EXCERPTED DATA:
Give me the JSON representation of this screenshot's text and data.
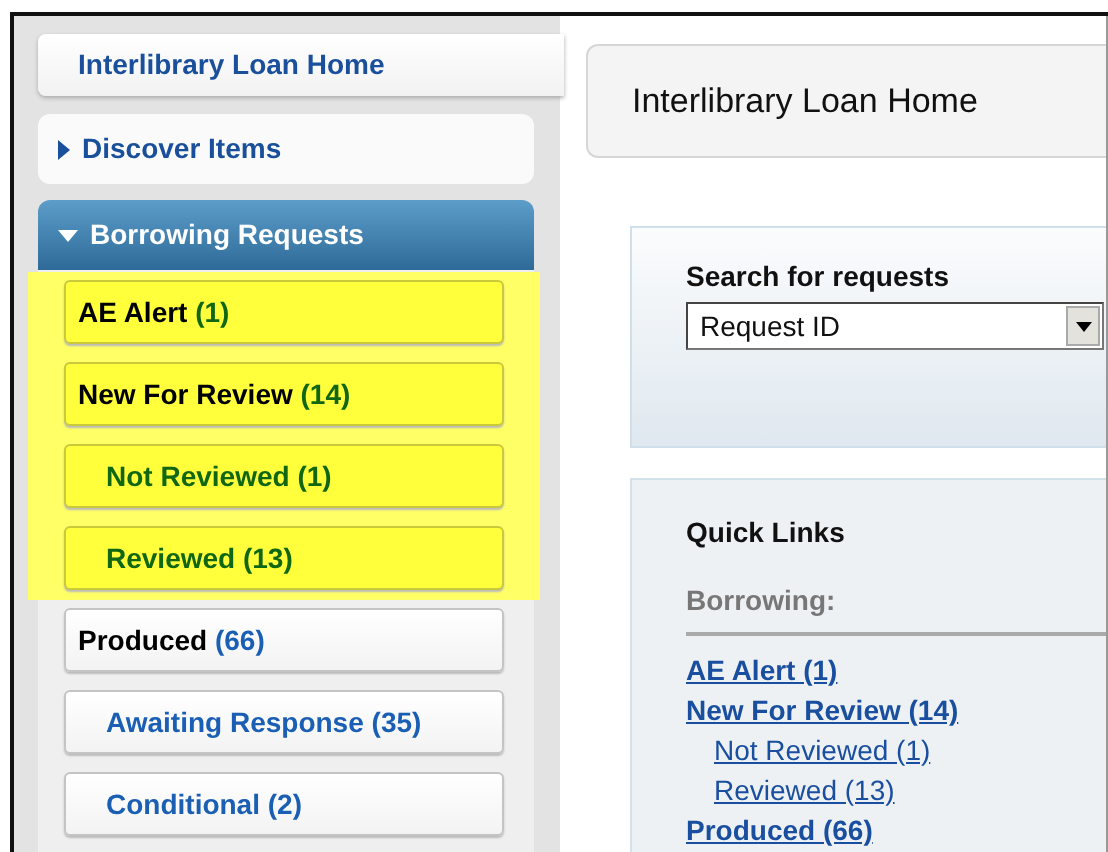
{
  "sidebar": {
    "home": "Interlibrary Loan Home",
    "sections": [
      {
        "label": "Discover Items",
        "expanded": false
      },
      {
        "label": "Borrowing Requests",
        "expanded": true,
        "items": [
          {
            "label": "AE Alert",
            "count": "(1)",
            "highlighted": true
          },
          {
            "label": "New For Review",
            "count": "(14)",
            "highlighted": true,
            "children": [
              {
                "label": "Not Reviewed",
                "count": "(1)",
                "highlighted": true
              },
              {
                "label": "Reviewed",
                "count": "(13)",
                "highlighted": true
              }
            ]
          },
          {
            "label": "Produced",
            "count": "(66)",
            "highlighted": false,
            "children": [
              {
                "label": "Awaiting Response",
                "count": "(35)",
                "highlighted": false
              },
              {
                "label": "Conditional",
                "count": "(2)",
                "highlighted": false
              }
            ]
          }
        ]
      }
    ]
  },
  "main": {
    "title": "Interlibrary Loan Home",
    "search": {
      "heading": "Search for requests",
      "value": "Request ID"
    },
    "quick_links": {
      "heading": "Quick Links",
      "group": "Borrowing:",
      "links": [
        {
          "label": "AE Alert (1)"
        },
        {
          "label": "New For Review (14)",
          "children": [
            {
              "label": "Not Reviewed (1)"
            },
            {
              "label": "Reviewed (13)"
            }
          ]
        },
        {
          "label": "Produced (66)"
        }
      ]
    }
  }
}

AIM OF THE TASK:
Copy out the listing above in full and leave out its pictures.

TASK OUTPUT:
Give me the JSON representation of this screenshot's text and data.
{
  "sidebar": {
    "home": "Interlibrary Loan Home",
    "sections": [
      {
        "label": "Discover Items",
        "expanded": false
      },
      {
        "label": "Borrowing Requests",
        "expanded": true,
        "items": [
          {
            "label": "AE Alert",
            "count": "(1)",
            "highlighted": true
          },
          {
            "label": "New For Review",
            "count": "(14)",
            "highlighted": true,
            "children": [
              {
                "label": "Not Reviewed",
                "count": "(1)",
                "highlighted": true
              },
              {
                "label": "Reviewed",
                "count": "(13)",
                "highlighted": true
              }
            ]
          },
          {
            "label": "Produced",
            "count": "(66)",
            "highlighted": false,
            "children": [
              {
                "label": "Awaiting Response",
                "count": "(35)",
                "highlighted": false
              },
              {
                "label": "Conditional",
                "count": "(2)",
                "highlighted": false
              }
            ]
          }
        ]
      }
    ]
  },
  "main": {
    "title": "Interlibrary Loan Home",
    "search": {
      "heading": "Search for requests",
      "value": "Request ID"
    },
    "quick_links": {
      "heading": "Quick Links",
      "group": "Borrowing:",
      "links": [
        {
          "label": "AE Alert (1)"
        },
        {
          "label": "New For Review (14)",
          "children": [
            {
              "label": "Not Reviewed (1)"
            },
            {
              "label": "Reviewed (13)"
            }
          ]
        },
        {
          "label": "Produced (66)"
        }
      ]
    }
  }
}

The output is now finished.